The data:
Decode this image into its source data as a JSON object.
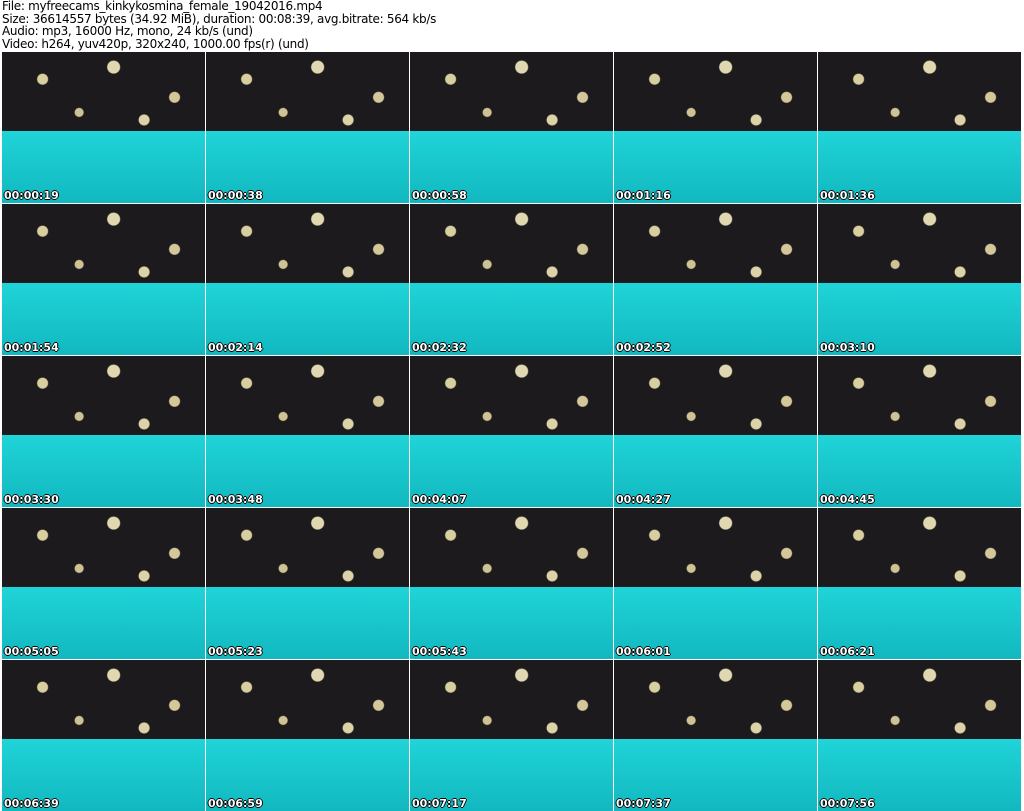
{
  "header": {
    "file": "File: myfreecams_kinkykosmina_female_19042016.mp4",
    "size": "Size: 36614557 bytes (34.92 MiB), duration: 00:08:39, avg.bitrate: 564 kb/s",
    "audio": "Audio: mp3, 16000 Hz, mono, 24 kb/s (und)",
    "video": "Video: h264, yuv420p, 320x240, 1000.00 fps(r) (und)"
  },
  "thumbnails": [
    "00:00:19",
    "00:00:38",
    "00:00:58",
    "00:01:16",
    "00:01:36",
    "00:01:54",
    "00:02:14",
    "00:02:32",
    "00:02:52",
    "00:03:10",
    "00:03:30",
    "00:03:48",
    "00:04:07",
    "00:04:27",
    "00:04:45",
    "00:05:05",
    "00:05:23",
    "00:05:43",
    "00:06:01",
    "00:06:21",
    "00:06:39",
    "00:06:59",
    "00:07:17",
    "00:07:37",
    "00:07:56"
  ]
}
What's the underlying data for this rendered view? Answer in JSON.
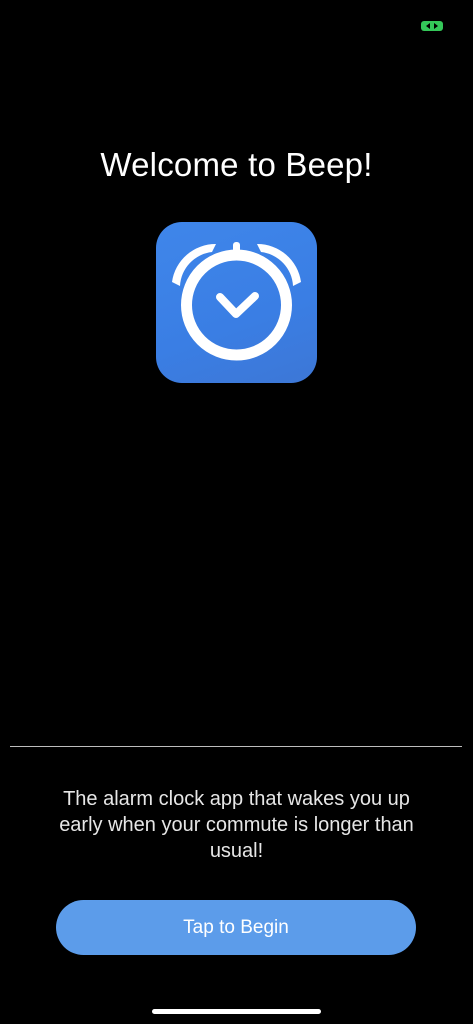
{
  "status_bar": {
    "indicator_icon": "screen-recording-indicator-icon",
    "indicator_color": "#34c759"
  },
  "welcome": {
    "title": "Welcome to Beep!"
  },
  "app_icon": {
    "icon": "alarm-clock-icon",
    "background_color": "#3f86ea"
  },
  "footer": {
    "tagline": "The alarm clock app that wakes you up early when your commute is longer than usual!",
    "cta_label": "Tap to Begin",
    "cta_color": "#5c9cea"
  }
}
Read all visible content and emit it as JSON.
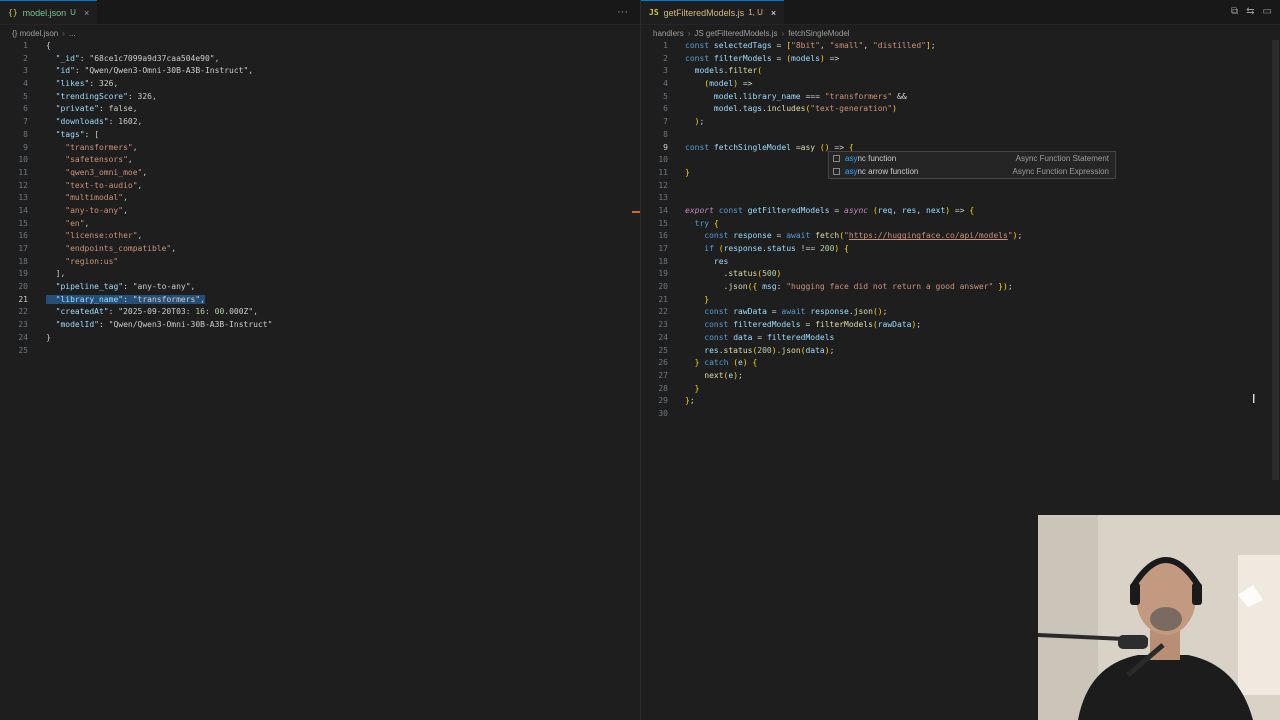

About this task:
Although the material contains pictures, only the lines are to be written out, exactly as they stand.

Worked solution:
Decode this image into its source data as a JSON object.
{
  "header": {
    "file": "File: myfreecams_kinkykosmina_female_19042016.mp4",
    "size": "Size: 36614557 bytes (34.92 MiB), duration: 00:08:39, avg.bitrate: 564 kb/s",
    "audio": "Audio: mp3, 16000 Hz, mono, 24 kb/s (und)",
    "video": "Video: h264, yuv420p, 320x240, 1000.00 fps(r) (und)"
  },
  "thumbnails": [
    "00:00:19",
    "00:00:38",
    "00:00:58",
    "00:01:16",
    "00:01:36",
    "00:01:54",
    "00:02:14",
    "00:02:32",
    "00:02:52",
    "00:03:10",
    "00:03:30",
    "00:03:48",
    "00:04:07",
    "00:04:27",
    "00:04:45",
    "00:05:05",
    "00:05:23",
    "00:05:43",
    "00:06:01",
    "00:06:21",
    "00:06:39",
    "00:06:59",
    "00:07:17",
    "00:07:37",
    "00:07:56"
  ]
}
What's the underlying data for this rendered view? Answer in JSON.
{
  "status_bar": {
    "indicator_icon": "screen-recording-indicator-icon",
    "indicator_color": "#34c759"
  },
  "welcome": {
    "title": "Welcome to Beep!"
  },
  "app_icon": {
    "icon": "alarm-clock-icon",
    "background_color": "#3f86ea"
  },
  "footer": {
    "tagline": "The alarm clock app that wakes you up early when your commute is longer than usual!",
    "cta_label": "Tap to Begin",
    "cta_color": "#5c9cea"
  }
}
Read all visible content and emit it as JSON.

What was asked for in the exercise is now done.